BEGIN Data extract

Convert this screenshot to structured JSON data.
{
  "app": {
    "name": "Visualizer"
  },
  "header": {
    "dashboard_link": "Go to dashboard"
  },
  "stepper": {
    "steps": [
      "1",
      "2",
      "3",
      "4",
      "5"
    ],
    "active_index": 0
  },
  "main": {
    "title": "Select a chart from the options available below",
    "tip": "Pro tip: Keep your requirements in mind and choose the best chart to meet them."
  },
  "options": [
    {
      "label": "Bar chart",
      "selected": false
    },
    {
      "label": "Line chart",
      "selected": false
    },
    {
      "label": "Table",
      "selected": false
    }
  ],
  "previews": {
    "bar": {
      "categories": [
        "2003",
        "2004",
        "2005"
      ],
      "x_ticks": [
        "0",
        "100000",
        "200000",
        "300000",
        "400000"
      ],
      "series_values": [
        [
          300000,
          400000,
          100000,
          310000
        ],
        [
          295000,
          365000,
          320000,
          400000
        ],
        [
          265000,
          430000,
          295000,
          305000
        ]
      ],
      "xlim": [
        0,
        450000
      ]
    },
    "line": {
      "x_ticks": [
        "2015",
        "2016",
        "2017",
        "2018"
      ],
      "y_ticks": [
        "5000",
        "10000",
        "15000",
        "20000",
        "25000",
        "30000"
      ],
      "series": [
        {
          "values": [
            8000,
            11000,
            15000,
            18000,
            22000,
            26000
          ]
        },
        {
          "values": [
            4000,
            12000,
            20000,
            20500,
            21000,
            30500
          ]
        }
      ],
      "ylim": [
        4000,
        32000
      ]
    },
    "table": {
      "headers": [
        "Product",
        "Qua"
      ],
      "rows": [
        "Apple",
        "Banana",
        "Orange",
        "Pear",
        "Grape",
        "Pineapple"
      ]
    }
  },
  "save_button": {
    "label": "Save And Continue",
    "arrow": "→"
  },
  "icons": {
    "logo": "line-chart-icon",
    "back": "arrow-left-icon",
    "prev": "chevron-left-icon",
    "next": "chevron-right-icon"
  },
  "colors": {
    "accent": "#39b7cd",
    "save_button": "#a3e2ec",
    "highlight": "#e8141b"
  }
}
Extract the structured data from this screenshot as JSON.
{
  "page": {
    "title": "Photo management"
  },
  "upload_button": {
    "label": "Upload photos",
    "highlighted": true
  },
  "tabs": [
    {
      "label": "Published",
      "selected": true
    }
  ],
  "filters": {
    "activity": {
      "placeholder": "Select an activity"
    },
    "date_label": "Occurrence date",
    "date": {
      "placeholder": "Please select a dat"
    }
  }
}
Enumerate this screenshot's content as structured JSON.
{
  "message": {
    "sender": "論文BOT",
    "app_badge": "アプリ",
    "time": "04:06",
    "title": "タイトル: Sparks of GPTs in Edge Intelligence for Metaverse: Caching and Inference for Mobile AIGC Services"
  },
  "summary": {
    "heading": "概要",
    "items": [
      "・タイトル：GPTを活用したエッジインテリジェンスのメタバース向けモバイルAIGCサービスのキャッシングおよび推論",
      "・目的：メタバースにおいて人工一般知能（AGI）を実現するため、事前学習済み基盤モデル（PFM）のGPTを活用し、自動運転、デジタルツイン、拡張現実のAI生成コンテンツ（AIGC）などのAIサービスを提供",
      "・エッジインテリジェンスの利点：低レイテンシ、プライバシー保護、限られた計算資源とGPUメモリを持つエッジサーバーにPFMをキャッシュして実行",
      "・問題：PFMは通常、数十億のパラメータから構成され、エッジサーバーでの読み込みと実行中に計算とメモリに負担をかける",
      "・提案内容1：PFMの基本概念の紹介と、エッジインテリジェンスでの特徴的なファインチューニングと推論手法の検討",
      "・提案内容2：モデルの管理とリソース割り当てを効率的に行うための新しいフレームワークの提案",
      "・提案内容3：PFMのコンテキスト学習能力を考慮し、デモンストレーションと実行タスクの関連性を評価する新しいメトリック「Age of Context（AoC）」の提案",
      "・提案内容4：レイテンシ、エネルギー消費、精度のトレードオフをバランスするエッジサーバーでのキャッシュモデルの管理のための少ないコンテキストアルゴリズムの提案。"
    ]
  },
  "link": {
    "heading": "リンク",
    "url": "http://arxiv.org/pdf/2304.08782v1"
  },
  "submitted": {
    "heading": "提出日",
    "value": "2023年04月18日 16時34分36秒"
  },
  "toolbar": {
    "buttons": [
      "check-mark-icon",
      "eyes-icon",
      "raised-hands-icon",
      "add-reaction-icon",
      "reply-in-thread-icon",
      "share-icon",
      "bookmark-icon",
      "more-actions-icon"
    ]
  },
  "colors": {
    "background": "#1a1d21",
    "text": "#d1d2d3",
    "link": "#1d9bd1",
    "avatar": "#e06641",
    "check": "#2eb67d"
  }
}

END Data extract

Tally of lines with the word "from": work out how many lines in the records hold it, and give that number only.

**Expected answer**
2